Charting directions for economic development in Myanmar: A computable general equilibrium (CGE) approach on high quality education in labour-growth strategy
Center for Global Trade Analysis, Department of Agricultural Economics, Purdue University
School of Business and Law
Since 2011, Myanmar has progressively liberalized its trade and investment policies, resulting in both opportunities and challenges. The rising inequality between urban and non-urban areas has become a growing concern for policy makers, in addition to the existing pervasive poverty issue. This research attempts to investigate how Myanmar can affect if the qualified labour supply is increased and what policies are needed to integrate into the existing policies to ensure economic development.

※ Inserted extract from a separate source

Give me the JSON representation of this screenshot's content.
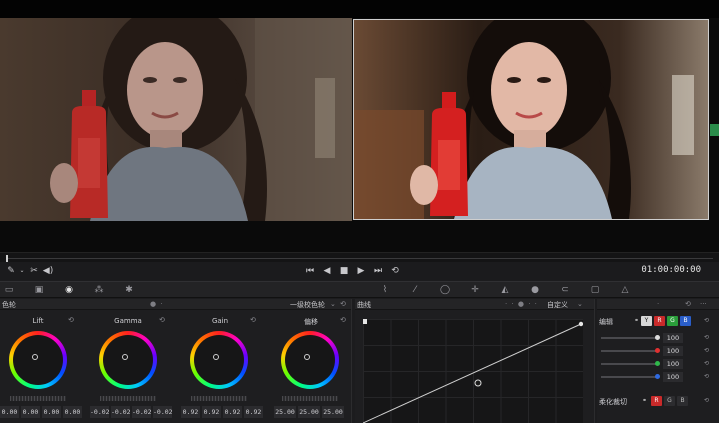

This research applies the concept of Computable General Equilibrium (CGE) and the ORANIG model to test a sample of 57 sectors under 15 industries using the GEMPack software. The results obtained confirm that by integrating high-quality educational systems into trade and investment liberalization policies, Myanmar would increase new employment opportunities by 8.8659%. The macroeconomic indicators indicate that the current account deficit problem, and the unemployment problem would decline through an increase in value-added production and new employment opportunities, accompanied by a decrease in the output prices, the purchasers’ prices and the prices for the primary factor composite. The rural concentrated value-added vegetable oil and fat sector, crop sector, and cereal and grain sector have the highest potential by increasing labour demand by 37.0368%. There would also be another 14 winning sectors: 12 urban sectors and 2 regional industries. But, some constraints would hinder the growth of some industries with massive employment opportunities and increase production. To ensure Myanmar is on the right track of growth with equity, Myanmar policy makers need to have intervention policies that control both the rising land and capital price, and the inflation rate. If so, an additional 12 urban sectors, 3 regional sectors, 8 rural sectors and 1 supporting industry have massive potential to grow.